Problem — In the entries below, count each line where "Survey" appears. Give the total and nothing more.
Top of Records for this task
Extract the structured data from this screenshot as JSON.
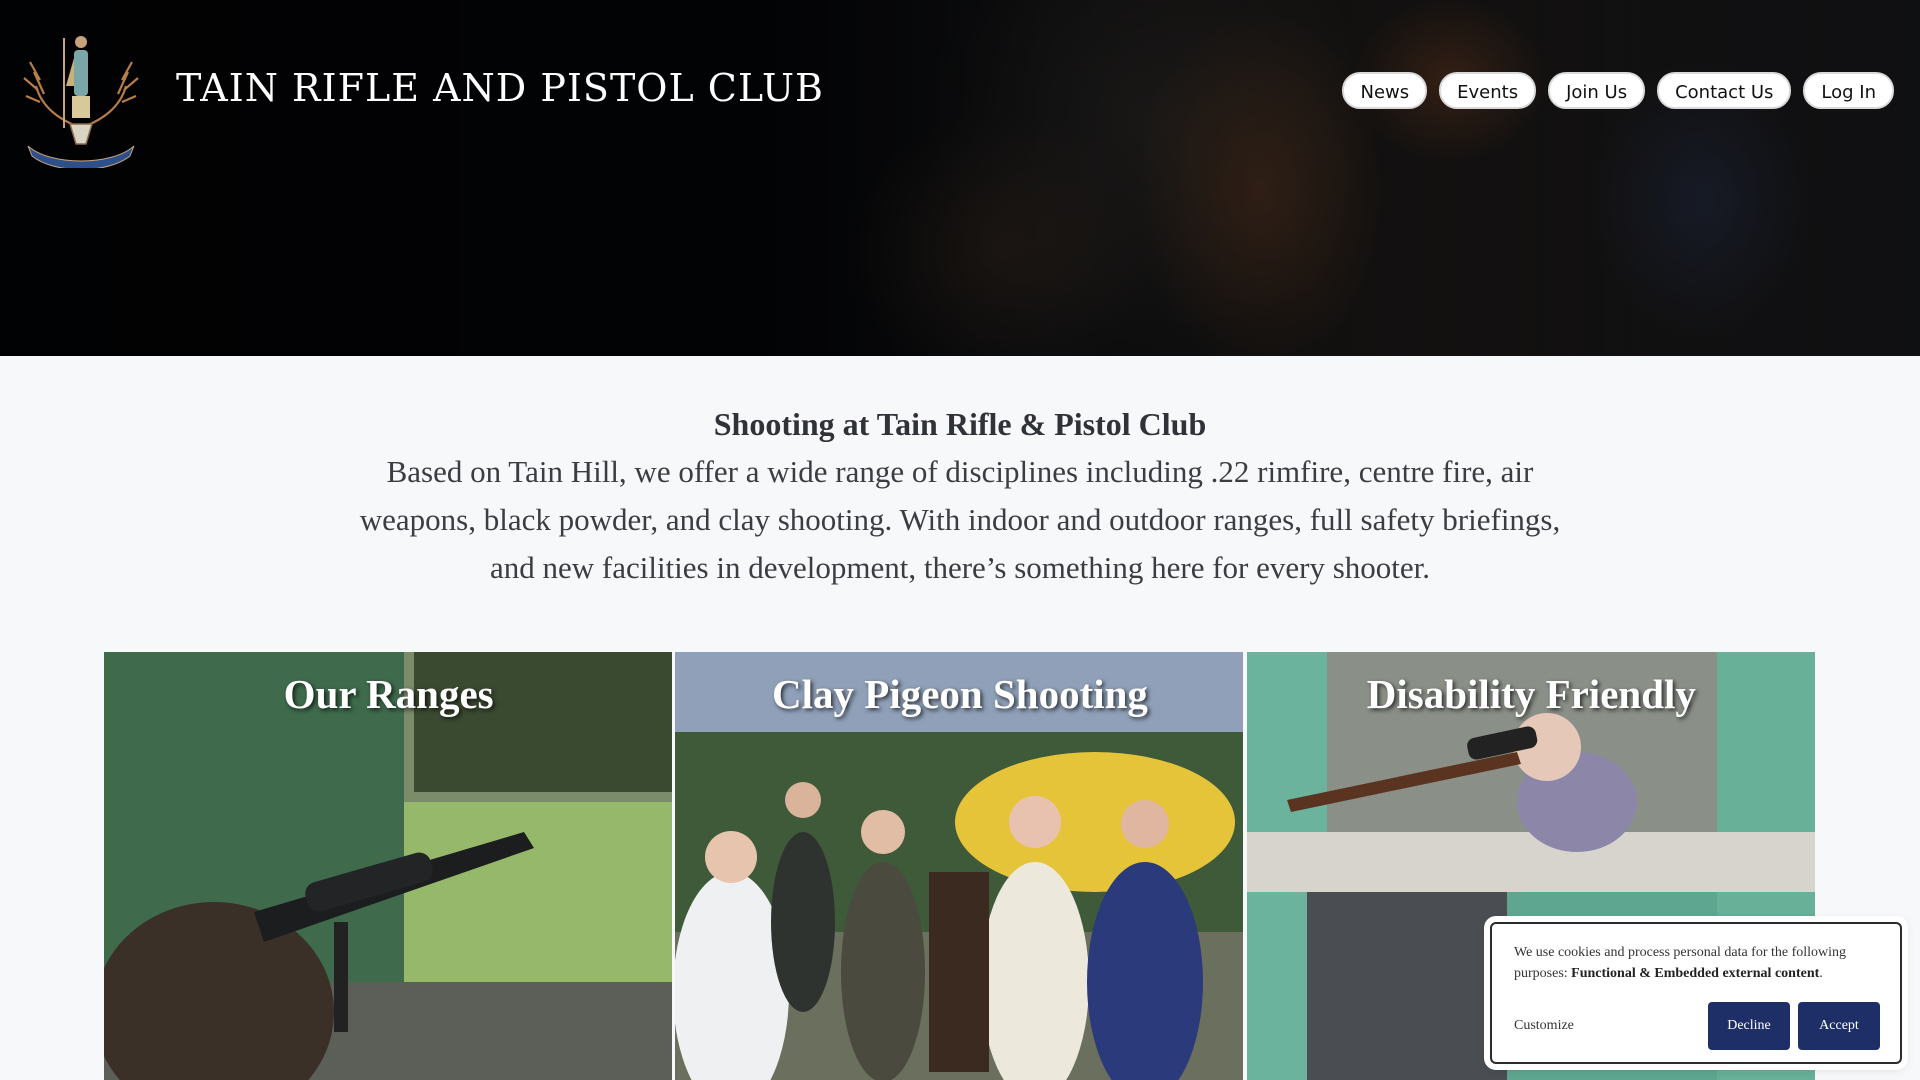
{
  "header": {
    "title": "TAIN RIFLE AND PISTOL CLUB",
    "logo_icon": "stag-crest-logo",
    "nav": [
      {
        "label": "News"
      },
      {
        "label": "Events"
      },
      {
        "label": "Join Us"
      },
      {
        "label": "Contact Us"
      },
      {
        "label": "Log In"
      }
    ]
  },
  "intro": {
    "heading": "Shooting at Tain Rifle & Pistol Club",
    "body": "Based on Tain Hill, we offer a wide range of disciplines including .22 rimfire, centre fire, air weapons, black powder, and clay shooting. With indoor and outdoor ranges, full safety briefings, and new facilities in development, there’s something here for every shooter."
  },
  "cards": [
    {
      "title": "Our Ranges"
    },
    {
      "title": "Clay Pigeon Shooting"
    },
    {
      "title": "Disability Friendly"
    }
  ],
  "cookie": {
    "text_prefix": "We use cookies and process personal data for the following purposes: ",
    "text_bold": "Functional & Embedded external content",
    "text_suffix": ".",
    "customize_label": "Customize",
    "decline_label": "Decline",
    "accept_label": "Accept",
    "button_color": "#1d2f66"
  }
}
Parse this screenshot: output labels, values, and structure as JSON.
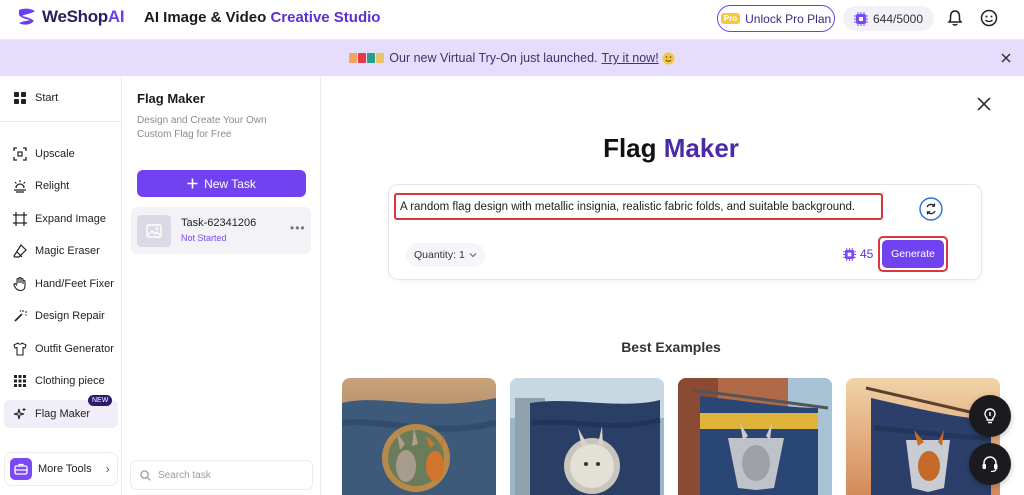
{
  "brand": {
    "name_main": "WeShop",
    "name_accent": "AI"
  },
  "header": {
    "title_main": "AI Image & Video",
    "title_accent": "Creative Studio",
    "unlock_label": "Unlock Pro Plan",
    "pro_badge": "Pro",
    "credits": "644/5000"
  },
  "banner": {
    "text": "Our new Virtual Try-On just launched.",
    "link": "Try it now!"
  },
  "sidebar": {
    "items": [
      {
        "label": "Start",
        "icon": "grid-icon"
      },
      {
        "label": "Upscale",
        "icon": "upscale-icon"
      },
      {
        "label": "Relight",
        "icon": "relight-icon"
      },
      {
        "label": "Expand Image",
        "icon": "expand-icon"
      },
      {
        "label": "Magic Eraser",
        "icon": "eraser-icon"
      },
      {
        "label": "Hand/Feet Fixer",
        "icon": "hand-icon"
      },
      {
        "label": "Design Repair",
        "icon": "wand-icon"
      },
      {
        "label": "Outfit Generator",
        "icon": "outfit-icon"
      },
      {
        "label": "Clothing piece",
        "icon": "clothing-icon"
      },
      {
        "label": "Flag Maker",
        "icon": "sparkle-icon"
      }
    ],
    "new_badge": "NEW",
    "more_tools": "More Tools"
  },
  "task_panel": {
    "title": "Flag Maker",
    "description": "Design and Create Your Own Custom Flag for Free",
    "new_task_label": "New Task",
    "task": {
      "name": "Task-62341206",
      "status": "Not Started"
    },
    "search_placeholder": "Search task"
  },
  "main": {
    "title_main": "Flag",
    "title_accent": "Maker",
    "prompt": "A random flag design with metallic insignia, realistic fabric folds, and suitable background.",
    "quantity_label": "Quantity: 1",
    "cost": "45",
    "generate_label": "Generate",
    "examples_title": "Best Examples"
  },
  "colors": {
    "accent": "#7042f0",
    "banner_bg": "#e6dcfb",
    "highlight_red": "#d9363e"
  }
}
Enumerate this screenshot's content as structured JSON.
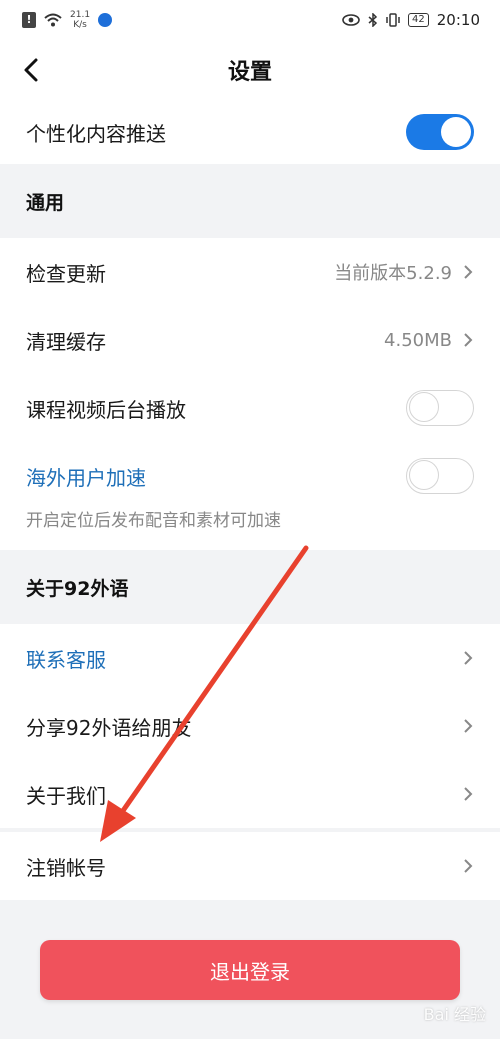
{
  "statusbar": {
    "alert": "!",
    "speed_value": "21.1",
    "speed_unit": "K/s",
    "battery": "42",
    "time": "20:10"
  },
  "nav": {
    "title": "设置"
  },
  "personalized": {
    "label": "个性化内容推送",
    "enabled": true
  },
  "general": {
    "title": "通用",
    "check_update": {
      "label": "检查更新",
      "value": "当前版本5.2.9"
    },
    "clear_cache": {
      "label": "清理缓存",
      "value": "4.50MB"
    },
    "bg_play": {
      "label": "课程视频后台播放",
      "enabled": false
    },
    "overseas": {
      "label": "海外用户加速",
      "enabled": false,
      "hint": "开启定位后发布配音和素材可加速"
    }
  },
  "about": {
    "title": "关于92外语",
    "contact": {
      "label": "联系客服"
    },
    "share": {
      "label": "分享92外语给朋友"
    },
    "about_us": {
      "label": "关于我们"
    }
  },
  "deregister": {
    "label": "注销帐号"
  },
  "logout": {
    "label": "退出登录"
  },
  "watermark": "Bai 经验",
  "colors": {
    "accent": "#1b7ae6",
    "link": "#1e6fb8",
    "logout": "#f0525c",
    "arrow": "#e8412e"
  }
}
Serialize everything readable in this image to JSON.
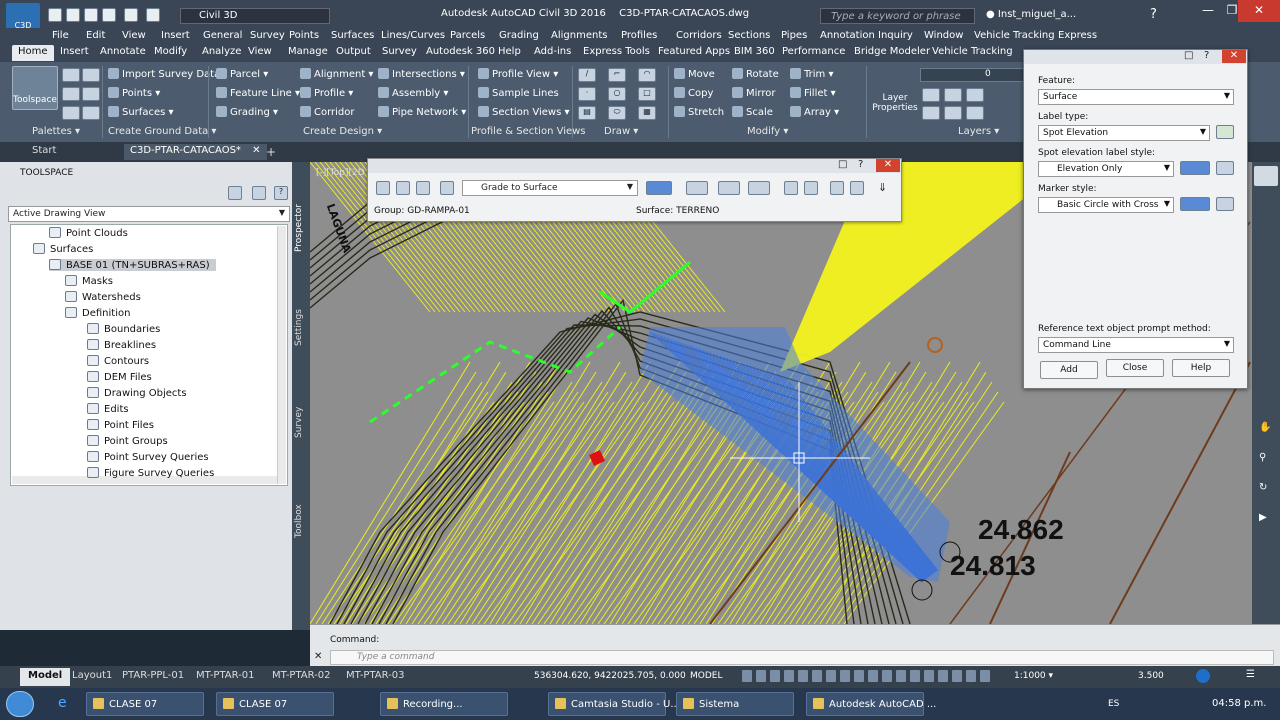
{
  "titlebar": {
    "workspace": "Civil 3D",
    "app_title": "Autodesk AutoCAD Civil 3D 2016",
    "file_name": "C3D-PTAR-CATACAOS.dwg",
    "search_placeholder": "Type a keyword or phrase",
    "user": "Inst_miguel_a...",
    "logo_text": "C3D"
  },
  "menubar": [
    "File",
    "Edit",
    "View",
    "Insert",
    "General",
    "Survey",
    "Points",
    "Surfaces",
    "Lines/Curves",
    "Parcels",
    "Grading",
    "Alignments",
    "Profiles",
    "Corridors",
    "Sections",
    "Pipes",
    "Annotation",
    "Inquiry",
    "Window",
    "Vehicle Tracking",
    "Express"
  ],
  "ribbon_tabs": [
    "Home",
    "Insert",
    "Annotate",
    "Modify",
    "Analyze",
    "View",
    "Manage",
    "Output",
    "Survey",
    "Autodesk 360",
    "Help",
    "Add-ins",
    "Express Tools",
    "Featured Apps",
    "BIM 360",
    "Performance",
    "Bridge Modeler",
    "Vehicle Tracking"
  ],
  "ribbon": {
    "toolspace": "Toolspace",
    "ground": [
      "Import Survey Data",
      "Points",
      "Surfaces"
    ],
    "design": [
      "Parcel",
      "Feature Line",
      "Grading",
      "Alignment",
      "Profile",
      "Corridor",
      "Intersections",
      "Assembly",
      "Pipe Network"
    ],
    "profile": [
      "Profile View",
      "Sample Lines",
      "Section Views"
    ],
    "modify": [
      "Move",
      "Copy",
      "Stretch",
      "Rotate",
      "Mirror",
      "Scale",
      "Trim",
      "Fillet",
      "Array"
    ],
    "layer_properties": "Layer Properties",
    "layer_value": "0",
    "panels": [
      "Palettes",
      "Create Ground Data",
      "Create Design",
      "Profile & Section Views",
      "Draw",
      "Modify",
      "Layers"
    ]
  },
  "doc_tabs": [
    "Start",
    "C3D-PTAR-CATACAOS*"
  ],
  "toolspace": {
    "title": "TOOLSPACE",
    "view_select": "Active Drawing View",
    "items": [
      {
        "label": "Point Clouds",
        "level": 2
      },
      {
        "label": "Surfaces",
        "level": 1
      },
      {
        "label": "BASE 01 (TN+SUBRAS+RAS)",
        "level": 2
      },
      {
        "label": "Masks",
        "level": 3
      },
      {
        "label": "Watersheds",
        "level": 3
      },
      {
        "label": "Definition",
        "level": 3
      },
      {
        "label": "Boundaries",
        "level": 4
      },
      {
        "label": "Breaklines",
        "level": 4
      },
      {
        "label": "Contours",
        "level": 4
      },
      {
        "label": "DEM Files",
        "level": 4
      },
      {
        "label": "Drawing Objects",
        "level": 4
      },
      {
        "label": "Edits",
        "level": 4
      },
      {
        "label": "Point Files",
        "level": 4
      },
      {
        "label": "Point Groups",
        "level": 4
      },
      {
        "label": "Point Survey Queries",
        "level": 4
      },
      {
        "label": "Figure Survey Queries",
        "level": 4
      }
    ],
    "side_tabs": [
      "Prospector",
      "Settings",
      "Survey",
      "Toolbox"
    ]
  },
  "grading_toolbar": {
    "command": "Grade to Surface",
    "group": "Group: GD-RAMPA-01",
    "surface": "Surface: TERRENO"
  },
  "drawing": {
    "elev1": "24.862",
    "elev2": "24.813",
    "view_label": "[-][Top][2D Wireframe]",
    "text_vertical": "LAGUNA"
  },
  "label_dialog": {
    "feature_label": "Feature:",
    "feature": "Surface",
    "label_type_label": "Label type:",
    "label_type": "Spot Elevation",
    "style_label": "Spot elevation label style:",
    "style": "Elevation Only",
    "marker_label": "Marker style:",
    "marker": "Basic Circle with Cross",
    "prompt_label": "Reference text object prompt method:",
    "prompt": "Command Line",
    "add": "Add",
    "close": "Close",
    "help": "Help"
  },
  "command": {
    "history": "Command:",
    "placeholder": "Type a command"
  },
  "layouts": [
    "Model",
    "Layout1",
    "PTAR-PPL-01",
    "MT-PTAR-01",
    "MT-PTAR-02",
    "MT-PTAR-03"
  ],
  "status": {
    "coords": "536304.620, 9422025.705, 0.000",
    "model": "MODEL",
    "scale": "1:1000",
    "value": "3.500"
  },
  "taskbar": {
    "tasks": [
      "CLASE 07",
      "CLASE 07",
      "Recording...",
      "Camtasia Studio - U...",
      "Sistema",
      "Autodesk AutoCAD ..."
    ],
    "lang": "ES",
    "time": "04:58 p.m."
  },
  "colors": {
    "canvas": "#8d8d8d",
    "contours": "#f2f21a",
    "surface_blue": "#3d74d6",
    "accent": "#1e6fc9"
  }
}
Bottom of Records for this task
Completed task — 6